Prompt:
The required result is a copy of each line below in which "Easy" appears.
**** Supplied data
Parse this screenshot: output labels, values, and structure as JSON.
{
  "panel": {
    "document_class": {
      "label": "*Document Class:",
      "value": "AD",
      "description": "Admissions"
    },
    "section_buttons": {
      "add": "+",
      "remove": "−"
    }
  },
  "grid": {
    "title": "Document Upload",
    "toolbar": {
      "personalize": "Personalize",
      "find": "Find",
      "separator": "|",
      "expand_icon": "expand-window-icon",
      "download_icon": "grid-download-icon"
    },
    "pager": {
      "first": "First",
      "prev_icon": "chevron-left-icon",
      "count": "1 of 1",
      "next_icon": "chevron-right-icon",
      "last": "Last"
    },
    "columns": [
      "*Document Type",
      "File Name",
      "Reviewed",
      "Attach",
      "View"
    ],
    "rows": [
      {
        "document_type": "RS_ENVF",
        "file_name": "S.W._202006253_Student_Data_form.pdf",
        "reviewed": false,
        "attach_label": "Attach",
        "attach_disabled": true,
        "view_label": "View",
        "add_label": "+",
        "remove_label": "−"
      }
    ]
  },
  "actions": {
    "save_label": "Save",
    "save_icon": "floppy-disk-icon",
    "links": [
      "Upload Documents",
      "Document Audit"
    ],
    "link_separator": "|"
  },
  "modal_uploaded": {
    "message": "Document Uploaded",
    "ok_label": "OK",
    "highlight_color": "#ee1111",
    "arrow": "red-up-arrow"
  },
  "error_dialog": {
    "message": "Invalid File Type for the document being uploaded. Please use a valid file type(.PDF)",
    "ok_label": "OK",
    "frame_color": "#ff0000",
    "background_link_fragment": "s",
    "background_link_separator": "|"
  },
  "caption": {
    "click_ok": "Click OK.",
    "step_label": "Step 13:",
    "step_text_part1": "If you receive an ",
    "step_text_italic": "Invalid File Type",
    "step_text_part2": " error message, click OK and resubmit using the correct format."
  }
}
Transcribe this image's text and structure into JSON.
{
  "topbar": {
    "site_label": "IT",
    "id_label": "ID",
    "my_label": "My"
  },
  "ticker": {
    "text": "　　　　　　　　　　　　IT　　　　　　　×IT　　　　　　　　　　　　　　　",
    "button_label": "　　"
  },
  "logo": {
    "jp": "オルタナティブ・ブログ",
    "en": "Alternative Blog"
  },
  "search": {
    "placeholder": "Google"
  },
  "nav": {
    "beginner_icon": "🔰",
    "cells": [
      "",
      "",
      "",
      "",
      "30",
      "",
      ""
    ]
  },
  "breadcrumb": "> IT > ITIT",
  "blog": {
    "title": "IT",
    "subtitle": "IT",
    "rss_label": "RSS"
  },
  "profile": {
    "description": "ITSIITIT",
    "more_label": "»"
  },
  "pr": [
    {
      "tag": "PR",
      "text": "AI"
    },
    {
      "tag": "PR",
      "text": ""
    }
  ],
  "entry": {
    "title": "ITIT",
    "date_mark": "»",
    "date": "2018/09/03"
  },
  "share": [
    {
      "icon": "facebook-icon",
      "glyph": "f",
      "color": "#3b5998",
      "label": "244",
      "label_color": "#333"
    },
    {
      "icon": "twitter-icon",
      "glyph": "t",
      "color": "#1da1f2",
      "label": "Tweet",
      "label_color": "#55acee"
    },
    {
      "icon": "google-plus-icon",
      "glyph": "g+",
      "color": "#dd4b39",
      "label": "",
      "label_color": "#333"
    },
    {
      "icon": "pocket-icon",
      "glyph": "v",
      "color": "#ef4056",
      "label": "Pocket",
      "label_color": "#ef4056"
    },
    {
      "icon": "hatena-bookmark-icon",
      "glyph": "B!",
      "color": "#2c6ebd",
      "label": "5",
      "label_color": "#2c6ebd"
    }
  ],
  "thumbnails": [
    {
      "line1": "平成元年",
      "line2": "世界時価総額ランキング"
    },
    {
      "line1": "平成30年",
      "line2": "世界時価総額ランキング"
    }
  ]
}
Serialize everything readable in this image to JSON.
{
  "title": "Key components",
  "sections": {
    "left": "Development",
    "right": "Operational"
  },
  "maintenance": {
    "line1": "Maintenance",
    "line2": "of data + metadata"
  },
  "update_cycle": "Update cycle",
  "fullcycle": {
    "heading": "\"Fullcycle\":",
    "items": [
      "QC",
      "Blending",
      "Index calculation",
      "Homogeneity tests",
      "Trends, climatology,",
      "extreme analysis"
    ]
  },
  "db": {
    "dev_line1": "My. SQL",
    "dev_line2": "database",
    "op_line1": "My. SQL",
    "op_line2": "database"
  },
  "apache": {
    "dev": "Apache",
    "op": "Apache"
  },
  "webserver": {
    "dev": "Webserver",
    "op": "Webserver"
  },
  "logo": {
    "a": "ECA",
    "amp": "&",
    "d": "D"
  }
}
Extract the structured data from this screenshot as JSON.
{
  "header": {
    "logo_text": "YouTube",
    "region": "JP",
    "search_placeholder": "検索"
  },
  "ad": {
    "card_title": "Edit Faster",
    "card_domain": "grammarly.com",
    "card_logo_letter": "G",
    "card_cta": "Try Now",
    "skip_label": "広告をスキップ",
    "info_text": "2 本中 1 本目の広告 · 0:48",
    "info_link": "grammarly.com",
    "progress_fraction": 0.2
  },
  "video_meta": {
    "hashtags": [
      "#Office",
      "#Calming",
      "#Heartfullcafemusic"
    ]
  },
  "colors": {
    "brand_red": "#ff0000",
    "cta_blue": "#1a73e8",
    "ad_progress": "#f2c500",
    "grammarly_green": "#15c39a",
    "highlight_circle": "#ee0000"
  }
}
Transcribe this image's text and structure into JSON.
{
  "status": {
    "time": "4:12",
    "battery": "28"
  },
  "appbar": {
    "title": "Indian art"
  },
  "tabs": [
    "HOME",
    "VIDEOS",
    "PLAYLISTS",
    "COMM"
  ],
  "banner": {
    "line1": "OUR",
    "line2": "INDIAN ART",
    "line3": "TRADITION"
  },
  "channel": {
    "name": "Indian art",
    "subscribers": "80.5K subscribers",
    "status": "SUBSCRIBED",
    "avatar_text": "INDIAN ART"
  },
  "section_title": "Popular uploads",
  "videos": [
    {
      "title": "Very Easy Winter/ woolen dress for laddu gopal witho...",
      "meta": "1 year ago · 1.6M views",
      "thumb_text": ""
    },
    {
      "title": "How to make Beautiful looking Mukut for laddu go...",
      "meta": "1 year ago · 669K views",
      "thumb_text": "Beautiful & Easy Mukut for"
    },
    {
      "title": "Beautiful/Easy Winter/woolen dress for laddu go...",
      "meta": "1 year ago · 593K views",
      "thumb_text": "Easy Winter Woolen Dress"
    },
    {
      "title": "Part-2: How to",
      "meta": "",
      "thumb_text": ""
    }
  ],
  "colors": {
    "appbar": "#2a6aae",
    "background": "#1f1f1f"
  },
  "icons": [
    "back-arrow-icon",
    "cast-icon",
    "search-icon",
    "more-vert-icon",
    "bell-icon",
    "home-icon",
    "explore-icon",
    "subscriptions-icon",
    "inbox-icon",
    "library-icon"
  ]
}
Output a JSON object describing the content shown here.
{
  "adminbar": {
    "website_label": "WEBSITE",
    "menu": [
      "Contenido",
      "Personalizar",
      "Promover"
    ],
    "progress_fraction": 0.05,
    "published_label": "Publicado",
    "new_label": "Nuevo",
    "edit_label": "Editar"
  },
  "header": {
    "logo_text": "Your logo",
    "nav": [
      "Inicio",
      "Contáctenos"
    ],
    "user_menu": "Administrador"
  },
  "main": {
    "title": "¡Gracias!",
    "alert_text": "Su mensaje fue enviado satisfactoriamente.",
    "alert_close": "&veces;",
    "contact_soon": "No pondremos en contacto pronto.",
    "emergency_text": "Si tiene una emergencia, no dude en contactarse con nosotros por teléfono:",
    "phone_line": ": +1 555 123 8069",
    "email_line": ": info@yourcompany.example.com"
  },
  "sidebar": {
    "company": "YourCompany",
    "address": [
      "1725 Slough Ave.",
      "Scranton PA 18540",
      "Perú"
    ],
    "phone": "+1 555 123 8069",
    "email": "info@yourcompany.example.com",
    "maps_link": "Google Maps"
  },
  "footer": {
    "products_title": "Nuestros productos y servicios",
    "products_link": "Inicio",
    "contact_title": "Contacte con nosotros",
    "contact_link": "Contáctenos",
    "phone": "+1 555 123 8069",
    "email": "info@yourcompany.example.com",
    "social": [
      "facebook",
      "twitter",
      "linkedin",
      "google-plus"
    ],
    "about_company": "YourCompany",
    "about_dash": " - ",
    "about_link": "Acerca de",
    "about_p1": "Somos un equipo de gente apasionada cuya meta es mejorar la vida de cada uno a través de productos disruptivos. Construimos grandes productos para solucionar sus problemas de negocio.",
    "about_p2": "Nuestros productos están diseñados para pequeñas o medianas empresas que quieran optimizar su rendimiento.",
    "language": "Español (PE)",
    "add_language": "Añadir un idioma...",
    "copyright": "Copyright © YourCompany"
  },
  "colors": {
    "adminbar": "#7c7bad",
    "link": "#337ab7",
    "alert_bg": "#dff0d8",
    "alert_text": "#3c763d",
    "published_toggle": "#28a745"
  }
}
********
Response to the exercise:
      "title": "Very Easy Winter/ woolen dress for laddu gopal witho...",
      "thumb_text": "Beautiful & Easy Mukut for"
      "title": "Beautiful/Easy Winter/woolen dress for laddu go...",
      "thumb_text": "Easy Winter Woolen Dress"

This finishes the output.